Interface dataset entries
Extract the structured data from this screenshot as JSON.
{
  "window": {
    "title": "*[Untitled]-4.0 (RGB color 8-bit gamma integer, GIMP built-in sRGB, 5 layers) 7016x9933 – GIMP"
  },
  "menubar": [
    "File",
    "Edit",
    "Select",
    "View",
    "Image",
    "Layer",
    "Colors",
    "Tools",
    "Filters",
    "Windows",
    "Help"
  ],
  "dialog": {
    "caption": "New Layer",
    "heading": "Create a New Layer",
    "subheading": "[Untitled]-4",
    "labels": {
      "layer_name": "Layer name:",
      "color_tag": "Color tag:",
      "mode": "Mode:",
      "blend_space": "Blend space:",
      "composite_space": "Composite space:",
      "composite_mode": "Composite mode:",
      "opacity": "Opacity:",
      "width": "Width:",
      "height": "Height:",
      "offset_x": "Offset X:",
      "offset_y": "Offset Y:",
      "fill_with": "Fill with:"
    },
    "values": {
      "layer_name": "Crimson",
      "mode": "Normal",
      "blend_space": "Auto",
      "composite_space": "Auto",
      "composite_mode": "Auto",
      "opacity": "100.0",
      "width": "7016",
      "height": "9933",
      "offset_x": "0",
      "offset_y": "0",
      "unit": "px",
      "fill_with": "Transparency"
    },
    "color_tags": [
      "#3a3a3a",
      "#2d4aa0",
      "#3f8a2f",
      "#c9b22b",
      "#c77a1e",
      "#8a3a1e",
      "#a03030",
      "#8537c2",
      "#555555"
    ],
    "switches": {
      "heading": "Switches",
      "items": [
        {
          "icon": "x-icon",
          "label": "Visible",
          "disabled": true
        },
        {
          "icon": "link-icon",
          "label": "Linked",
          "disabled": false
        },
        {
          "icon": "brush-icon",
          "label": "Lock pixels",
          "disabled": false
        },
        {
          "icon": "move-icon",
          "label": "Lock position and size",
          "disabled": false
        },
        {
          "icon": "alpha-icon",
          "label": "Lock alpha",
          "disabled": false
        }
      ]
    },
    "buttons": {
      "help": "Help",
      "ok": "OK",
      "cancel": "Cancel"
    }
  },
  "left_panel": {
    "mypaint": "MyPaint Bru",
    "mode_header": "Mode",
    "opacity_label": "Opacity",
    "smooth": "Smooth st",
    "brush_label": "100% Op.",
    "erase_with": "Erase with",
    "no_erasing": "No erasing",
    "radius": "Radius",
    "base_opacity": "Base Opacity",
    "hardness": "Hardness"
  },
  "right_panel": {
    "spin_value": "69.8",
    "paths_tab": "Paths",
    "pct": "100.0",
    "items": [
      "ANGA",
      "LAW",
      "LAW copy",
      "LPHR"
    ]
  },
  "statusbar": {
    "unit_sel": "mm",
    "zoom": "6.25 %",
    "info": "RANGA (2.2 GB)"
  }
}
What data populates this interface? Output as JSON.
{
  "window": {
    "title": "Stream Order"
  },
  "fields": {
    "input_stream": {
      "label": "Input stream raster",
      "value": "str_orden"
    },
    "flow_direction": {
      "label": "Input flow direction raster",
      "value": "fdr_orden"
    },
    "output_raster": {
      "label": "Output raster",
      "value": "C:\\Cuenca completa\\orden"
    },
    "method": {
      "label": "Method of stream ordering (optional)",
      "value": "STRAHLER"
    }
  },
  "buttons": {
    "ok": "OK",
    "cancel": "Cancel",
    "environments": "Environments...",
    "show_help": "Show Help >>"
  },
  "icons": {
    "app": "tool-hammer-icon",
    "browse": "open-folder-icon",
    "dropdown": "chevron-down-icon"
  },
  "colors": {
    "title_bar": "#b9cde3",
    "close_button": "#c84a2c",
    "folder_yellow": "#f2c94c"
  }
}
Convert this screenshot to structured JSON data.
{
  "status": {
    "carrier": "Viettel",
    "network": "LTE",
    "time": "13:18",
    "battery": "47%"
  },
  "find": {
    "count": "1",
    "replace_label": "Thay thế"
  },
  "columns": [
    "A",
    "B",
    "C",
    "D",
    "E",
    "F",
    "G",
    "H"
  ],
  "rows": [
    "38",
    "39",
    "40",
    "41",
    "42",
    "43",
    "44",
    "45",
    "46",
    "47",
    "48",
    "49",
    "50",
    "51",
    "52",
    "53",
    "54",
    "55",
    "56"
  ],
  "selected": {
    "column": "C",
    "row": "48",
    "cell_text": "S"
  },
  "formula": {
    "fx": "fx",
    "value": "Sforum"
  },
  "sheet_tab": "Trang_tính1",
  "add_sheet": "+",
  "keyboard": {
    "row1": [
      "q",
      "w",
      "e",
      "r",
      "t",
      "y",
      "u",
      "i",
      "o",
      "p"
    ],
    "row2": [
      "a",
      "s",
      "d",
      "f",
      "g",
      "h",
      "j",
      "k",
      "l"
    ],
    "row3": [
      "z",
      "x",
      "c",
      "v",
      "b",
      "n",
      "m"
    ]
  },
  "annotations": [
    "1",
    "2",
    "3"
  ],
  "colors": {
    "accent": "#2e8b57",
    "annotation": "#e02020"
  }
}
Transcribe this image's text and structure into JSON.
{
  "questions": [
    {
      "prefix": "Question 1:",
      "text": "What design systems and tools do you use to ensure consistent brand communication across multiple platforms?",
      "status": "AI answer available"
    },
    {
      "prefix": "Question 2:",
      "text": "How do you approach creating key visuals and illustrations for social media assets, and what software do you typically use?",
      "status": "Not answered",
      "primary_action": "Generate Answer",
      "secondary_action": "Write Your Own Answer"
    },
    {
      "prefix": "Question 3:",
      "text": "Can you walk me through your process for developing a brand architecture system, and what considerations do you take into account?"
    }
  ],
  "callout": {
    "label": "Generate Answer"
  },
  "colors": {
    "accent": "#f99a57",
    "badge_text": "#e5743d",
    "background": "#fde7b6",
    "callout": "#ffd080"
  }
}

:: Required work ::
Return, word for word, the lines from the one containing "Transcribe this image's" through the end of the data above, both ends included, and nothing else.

:: Task solution ::
Transcribe this image's text and structure into JSON.
{
  "questions": [
    {
      "prefix": "Question 1:",
      "text": "What design systems and tools do you use to ensure consistent brand communication across multiple platforms?",
      "status": "AI answer available"
    },
    {
      "prefix": "Question 2:",
      "text": "How do you approach creating key visuals and illustrations for social media assets, and what software do you typically use?",
      "status": "Not answered",
      "primary_action": "Generate Answer",
      "secondary_action": "Write Your Own Answer"
    },
    {
      "prefix": "Question 3:",
      "text": "Can you walk me through your process for developing a brand architecture system, and what considerations do you take into account?"
    }
  ],
  "callout": {
    "label": "Generate Answer"
  },
  "colors": {
    "accent": "#f99a57",
    "badge_text": "#e5743d",
    "background": "#fde7b6",
    "callout": "#ffd080"
  }
}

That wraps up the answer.